→ RECORDS FOR THE EXERCISE
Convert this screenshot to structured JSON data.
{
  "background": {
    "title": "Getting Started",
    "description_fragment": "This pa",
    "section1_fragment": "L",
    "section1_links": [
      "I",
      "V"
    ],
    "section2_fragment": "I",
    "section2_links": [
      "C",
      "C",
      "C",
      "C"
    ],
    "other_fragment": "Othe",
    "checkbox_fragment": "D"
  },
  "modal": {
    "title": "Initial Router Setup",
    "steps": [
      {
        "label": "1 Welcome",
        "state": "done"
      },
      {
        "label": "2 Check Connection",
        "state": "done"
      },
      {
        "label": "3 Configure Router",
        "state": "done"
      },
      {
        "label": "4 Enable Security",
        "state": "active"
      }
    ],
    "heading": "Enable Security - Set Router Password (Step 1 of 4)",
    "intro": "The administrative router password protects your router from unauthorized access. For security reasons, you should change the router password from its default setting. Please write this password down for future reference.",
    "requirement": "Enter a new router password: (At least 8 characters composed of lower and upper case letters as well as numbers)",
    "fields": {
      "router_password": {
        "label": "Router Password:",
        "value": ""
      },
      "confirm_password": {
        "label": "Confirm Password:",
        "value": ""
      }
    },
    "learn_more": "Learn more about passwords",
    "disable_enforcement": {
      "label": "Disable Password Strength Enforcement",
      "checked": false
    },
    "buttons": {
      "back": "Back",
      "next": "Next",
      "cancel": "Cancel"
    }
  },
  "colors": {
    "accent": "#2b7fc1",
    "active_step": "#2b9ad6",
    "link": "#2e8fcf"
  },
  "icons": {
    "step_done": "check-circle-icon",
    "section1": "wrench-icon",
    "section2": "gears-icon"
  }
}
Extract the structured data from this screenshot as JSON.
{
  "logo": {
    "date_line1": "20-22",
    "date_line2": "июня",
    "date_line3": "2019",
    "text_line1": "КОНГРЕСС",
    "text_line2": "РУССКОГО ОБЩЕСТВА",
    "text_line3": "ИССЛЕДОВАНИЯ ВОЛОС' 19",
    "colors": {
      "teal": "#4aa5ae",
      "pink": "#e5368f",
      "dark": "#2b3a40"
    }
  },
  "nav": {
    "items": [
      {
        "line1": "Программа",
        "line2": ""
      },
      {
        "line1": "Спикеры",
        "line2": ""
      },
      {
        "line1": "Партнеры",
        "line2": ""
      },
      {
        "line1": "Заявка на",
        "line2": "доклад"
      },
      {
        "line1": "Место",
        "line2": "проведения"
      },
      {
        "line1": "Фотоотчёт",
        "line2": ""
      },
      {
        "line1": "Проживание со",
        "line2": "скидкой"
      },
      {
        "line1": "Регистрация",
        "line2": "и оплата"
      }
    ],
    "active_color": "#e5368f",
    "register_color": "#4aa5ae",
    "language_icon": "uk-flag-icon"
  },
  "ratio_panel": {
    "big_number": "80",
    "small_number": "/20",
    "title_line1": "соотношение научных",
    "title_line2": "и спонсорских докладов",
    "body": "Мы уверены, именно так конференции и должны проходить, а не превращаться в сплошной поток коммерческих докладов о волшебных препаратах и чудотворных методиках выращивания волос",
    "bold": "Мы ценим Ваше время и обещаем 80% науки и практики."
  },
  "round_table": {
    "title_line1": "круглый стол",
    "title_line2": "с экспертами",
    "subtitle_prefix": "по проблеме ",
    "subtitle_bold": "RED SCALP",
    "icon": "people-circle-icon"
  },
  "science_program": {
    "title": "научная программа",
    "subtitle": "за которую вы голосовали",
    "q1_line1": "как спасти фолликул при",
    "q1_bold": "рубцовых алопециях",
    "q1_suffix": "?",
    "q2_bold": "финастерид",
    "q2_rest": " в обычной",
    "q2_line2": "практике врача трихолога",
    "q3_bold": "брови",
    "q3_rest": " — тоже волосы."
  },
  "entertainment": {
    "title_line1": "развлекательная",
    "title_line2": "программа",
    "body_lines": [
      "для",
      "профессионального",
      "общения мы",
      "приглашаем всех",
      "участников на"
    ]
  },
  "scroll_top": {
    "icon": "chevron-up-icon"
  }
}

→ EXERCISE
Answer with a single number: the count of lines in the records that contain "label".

→ RESPONSE TO THE TASK
7